Description of the task
Among the entries below, find every line that has "недели" and pull it out.

[Excerpts from an interface dataset]
+--
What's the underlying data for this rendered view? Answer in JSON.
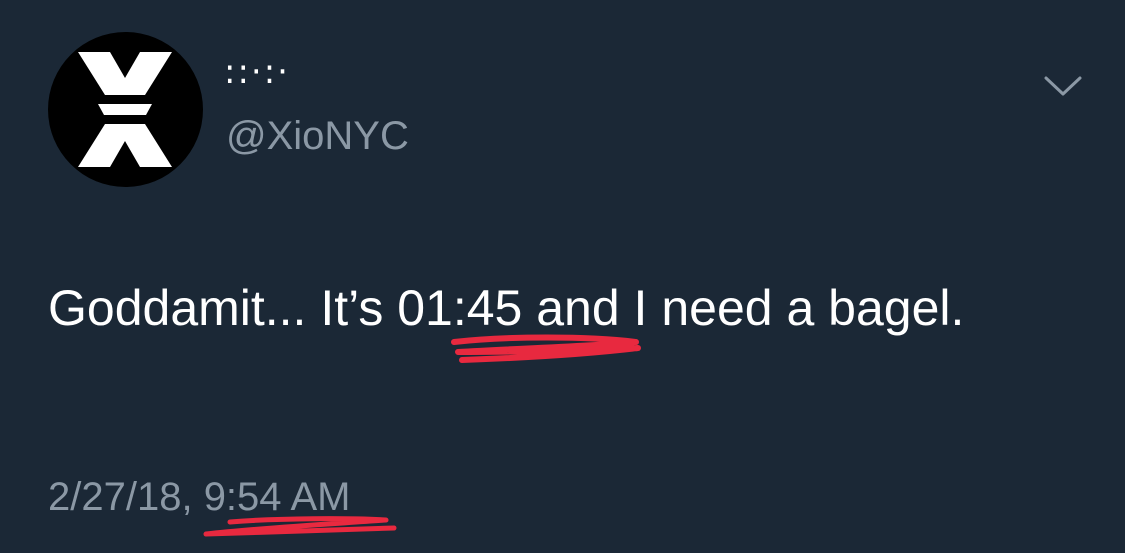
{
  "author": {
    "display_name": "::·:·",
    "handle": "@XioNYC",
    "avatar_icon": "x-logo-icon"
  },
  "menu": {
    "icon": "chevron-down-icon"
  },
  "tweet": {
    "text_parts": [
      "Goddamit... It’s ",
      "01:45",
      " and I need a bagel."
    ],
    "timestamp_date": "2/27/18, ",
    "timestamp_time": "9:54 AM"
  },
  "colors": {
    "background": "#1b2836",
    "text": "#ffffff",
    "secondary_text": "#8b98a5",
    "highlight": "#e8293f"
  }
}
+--
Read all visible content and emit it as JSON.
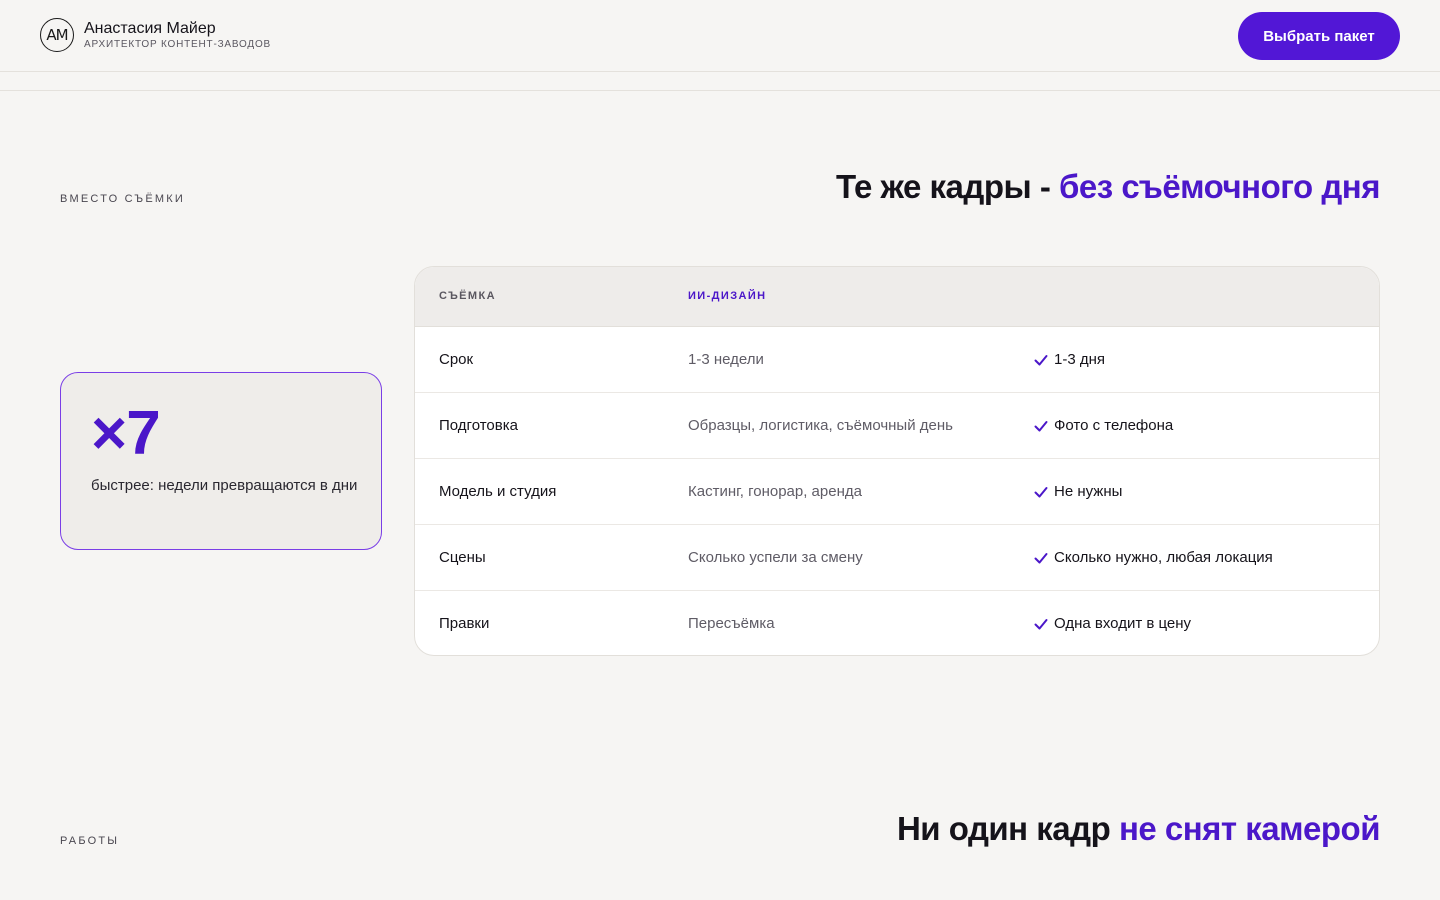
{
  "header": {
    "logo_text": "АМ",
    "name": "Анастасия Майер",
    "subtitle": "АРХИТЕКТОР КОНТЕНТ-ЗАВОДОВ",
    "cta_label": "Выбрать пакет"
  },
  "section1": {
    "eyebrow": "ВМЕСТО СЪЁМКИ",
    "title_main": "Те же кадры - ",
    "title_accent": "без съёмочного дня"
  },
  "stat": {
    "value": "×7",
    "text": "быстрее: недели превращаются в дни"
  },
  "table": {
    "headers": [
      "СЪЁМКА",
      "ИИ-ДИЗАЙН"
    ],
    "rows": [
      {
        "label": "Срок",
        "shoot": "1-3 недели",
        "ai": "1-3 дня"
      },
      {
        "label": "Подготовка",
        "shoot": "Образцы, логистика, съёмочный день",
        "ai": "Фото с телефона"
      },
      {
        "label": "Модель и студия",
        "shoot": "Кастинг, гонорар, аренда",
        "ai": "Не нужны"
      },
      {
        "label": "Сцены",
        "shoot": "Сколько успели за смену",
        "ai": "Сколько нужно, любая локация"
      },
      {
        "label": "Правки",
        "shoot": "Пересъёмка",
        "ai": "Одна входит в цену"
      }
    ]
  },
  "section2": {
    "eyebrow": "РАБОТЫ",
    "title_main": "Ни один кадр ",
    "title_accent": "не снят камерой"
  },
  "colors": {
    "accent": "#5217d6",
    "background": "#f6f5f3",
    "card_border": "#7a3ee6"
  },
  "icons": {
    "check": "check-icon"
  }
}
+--
Expected answer
    "text": "быстрее: недели превращаются в дни"
        "shoot": "1-3 недели",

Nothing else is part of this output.